Task directions. Nothing but a number belongs in the answer: the count of lines below that contain the word "username".

[Stored entries]

*** Block opens ***

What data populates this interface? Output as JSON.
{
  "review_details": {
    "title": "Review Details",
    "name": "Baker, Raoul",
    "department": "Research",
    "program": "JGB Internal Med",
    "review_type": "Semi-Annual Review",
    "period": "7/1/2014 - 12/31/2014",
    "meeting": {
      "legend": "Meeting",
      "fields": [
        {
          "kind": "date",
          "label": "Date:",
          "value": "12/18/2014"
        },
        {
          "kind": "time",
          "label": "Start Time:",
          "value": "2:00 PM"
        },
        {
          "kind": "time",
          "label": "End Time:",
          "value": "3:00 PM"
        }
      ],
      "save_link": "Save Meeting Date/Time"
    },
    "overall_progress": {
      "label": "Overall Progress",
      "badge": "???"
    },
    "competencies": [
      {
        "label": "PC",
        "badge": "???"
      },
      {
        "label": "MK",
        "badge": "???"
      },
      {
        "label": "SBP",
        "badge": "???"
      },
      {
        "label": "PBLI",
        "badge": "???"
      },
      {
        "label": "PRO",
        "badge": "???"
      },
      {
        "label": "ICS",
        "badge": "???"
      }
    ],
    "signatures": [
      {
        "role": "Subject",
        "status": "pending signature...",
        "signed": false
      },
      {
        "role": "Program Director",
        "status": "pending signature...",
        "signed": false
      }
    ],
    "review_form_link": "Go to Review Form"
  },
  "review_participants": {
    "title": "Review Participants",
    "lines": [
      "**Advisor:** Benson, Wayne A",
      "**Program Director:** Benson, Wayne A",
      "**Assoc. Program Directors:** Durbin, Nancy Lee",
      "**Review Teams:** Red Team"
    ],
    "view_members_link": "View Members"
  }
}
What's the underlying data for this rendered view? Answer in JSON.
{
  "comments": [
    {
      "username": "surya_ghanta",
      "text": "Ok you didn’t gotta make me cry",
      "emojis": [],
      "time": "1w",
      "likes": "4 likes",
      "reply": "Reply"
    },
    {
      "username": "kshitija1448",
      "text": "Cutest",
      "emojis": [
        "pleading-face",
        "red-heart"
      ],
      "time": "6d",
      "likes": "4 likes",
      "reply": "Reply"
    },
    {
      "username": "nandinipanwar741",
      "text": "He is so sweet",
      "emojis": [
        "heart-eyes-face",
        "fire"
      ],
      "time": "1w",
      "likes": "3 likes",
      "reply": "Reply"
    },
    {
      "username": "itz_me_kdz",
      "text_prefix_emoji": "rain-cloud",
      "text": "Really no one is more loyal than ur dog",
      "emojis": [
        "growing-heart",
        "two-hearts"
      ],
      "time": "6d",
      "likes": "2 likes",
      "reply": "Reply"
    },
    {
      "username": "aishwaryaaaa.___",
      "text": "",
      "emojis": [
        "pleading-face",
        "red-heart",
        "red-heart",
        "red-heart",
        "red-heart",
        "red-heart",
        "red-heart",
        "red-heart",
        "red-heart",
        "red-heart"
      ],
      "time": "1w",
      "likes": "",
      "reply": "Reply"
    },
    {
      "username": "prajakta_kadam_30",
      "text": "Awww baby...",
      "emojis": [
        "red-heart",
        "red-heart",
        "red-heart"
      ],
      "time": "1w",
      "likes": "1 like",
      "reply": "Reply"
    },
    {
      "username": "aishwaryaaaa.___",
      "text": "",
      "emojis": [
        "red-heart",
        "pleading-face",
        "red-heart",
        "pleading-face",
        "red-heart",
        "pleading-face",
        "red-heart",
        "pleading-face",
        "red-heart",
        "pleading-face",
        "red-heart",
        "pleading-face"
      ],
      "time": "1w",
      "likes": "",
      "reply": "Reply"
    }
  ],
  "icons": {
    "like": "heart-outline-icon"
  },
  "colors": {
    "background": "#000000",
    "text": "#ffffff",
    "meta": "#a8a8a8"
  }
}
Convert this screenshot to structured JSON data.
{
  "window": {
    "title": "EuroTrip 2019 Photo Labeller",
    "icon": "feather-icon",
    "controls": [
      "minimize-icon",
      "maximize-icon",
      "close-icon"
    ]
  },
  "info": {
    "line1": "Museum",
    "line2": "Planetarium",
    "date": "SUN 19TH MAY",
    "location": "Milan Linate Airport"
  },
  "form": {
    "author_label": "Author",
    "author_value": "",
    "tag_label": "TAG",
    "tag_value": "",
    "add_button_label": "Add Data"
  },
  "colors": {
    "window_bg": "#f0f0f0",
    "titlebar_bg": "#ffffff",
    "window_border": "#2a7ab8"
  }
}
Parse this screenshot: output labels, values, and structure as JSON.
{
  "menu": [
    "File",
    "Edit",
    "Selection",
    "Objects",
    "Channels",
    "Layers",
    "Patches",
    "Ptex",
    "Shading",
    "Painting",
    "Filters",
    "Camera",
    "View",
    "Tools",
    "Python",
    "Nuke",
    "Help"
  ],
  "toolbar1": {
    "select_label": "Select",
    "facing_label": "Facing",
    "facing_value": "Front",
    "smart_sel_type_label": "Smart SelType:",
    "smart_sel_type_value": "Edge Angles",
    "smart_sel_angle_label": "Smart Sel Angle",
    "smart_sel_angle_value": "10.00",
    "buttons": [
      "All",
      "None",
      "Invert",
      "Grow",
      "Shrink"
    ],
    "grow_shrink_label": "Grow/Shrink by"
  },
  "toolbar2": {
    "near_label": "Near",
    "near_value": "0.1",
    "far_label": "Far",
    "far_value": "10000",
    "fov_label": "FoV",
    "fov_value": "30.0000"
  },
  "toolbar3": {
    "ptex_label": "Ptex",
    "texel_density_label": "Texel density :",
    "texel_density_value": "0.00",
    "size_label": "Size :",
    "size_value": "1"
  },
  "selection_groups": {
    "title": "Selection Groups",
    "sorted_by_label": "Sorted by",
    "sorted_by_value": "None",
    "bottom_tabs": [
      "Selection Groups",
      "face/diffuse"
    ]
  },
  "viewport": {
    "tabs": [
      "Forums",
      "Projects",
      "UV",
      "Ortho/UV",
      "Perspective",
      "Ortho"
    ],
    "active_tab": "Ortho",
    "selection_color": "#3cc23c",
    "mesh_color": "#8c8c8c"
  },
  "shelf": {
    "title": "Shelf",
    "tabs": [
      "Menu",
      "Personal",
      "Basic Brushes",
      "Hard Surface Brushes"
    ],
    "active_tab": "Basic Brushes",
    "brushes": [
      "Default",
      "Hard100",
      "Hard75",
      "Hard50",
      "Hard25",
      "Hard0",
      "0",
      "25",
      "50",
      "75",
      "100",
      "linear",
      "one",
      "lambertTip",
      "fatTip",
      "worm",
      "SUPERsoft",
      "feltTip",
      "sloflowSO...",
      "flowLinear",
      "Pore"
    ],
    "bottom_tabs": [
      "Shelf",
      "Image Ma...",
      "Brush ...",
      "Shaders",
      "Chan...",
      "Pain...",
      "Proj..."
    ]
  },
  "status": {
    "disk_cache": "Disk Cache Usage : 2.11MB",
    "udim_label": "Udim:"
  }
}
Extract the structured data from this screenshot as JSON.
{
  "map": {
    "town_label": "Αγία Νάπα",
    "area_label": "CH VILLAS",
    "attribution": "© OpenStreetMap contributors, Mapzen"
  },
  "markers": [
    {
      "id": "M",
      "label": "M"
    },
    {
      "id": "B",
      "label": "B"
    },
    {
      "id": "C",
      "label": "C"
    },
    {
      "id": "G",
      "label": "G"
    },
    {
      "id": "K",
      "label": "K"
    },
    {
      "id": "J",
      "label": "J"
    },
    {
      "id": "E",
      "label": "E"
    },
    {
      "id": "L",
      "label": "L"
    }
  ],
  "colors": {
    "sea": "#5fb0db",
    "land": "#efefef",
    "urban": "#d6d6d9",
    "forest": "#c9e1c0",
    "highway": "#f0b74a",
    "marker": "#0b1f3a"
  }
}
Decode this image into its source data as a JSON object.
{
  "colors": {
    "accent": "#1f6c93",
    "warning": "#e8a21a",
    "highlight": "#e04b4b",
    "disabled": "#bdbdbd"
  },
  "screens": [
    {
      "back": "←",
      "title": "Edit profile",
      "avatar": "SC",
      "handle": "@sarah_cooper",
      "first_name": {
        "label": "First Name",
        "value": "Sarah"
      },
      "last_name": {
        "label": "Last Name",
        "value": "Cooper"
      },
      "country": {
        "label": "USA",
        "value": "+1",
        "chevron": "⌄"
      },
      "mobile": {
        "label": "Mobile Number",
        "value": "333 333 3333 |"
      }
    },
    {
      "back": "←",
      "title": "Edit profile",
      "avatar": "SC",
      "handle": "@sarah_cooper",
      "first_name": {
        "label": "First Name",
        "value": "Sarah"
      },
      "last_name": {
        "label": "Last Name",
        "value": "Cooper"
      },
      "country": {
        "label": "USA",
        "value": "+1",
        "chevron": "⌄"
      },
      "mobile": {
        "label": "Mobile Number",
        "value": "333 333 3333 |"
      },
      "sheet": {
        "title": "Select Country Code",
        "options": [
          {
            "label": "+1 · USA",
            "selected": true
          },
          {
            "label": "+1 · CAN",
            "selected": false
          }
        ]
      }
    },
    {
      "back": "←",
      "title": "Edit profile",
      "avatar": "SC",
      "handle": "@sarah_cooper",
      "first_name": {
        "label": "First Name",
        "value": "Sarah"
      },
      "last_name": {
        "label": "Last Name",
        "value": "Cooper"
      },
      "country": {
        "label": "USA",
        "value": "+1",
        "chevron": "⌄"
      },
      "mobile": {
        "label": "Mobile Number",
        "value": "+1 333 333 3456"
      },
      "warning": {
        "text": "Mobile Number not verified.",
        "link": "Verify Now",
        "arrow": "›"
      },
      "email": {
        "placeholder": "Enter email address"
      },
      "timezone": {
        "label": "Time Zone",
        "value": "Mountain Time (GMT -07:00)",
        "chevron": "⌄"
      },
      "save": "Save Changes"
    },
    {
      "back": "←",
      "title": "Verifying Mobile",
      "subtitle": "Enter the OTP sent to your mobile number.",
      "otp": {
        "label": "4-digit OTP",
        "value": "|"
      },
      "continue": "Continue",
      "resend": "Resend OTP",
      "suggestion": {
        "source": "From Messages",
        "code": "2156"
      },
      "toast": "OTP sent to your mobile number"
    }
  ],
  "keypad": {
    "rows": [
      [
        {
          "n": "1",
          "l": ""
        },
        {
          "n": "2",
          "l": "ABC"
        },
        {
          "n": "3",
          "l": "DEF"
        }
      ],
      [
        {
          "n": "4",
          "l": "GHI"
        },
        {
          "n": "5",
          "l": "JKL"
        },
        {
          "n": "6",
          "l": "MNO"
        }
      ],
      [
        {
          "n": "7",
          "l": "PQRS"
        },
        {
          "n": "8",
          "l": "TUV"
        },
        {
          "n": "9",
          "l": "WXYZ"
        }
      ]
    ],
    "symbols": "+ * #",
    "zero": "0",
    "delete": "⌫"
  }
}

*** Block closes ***

Solution for this problem. 7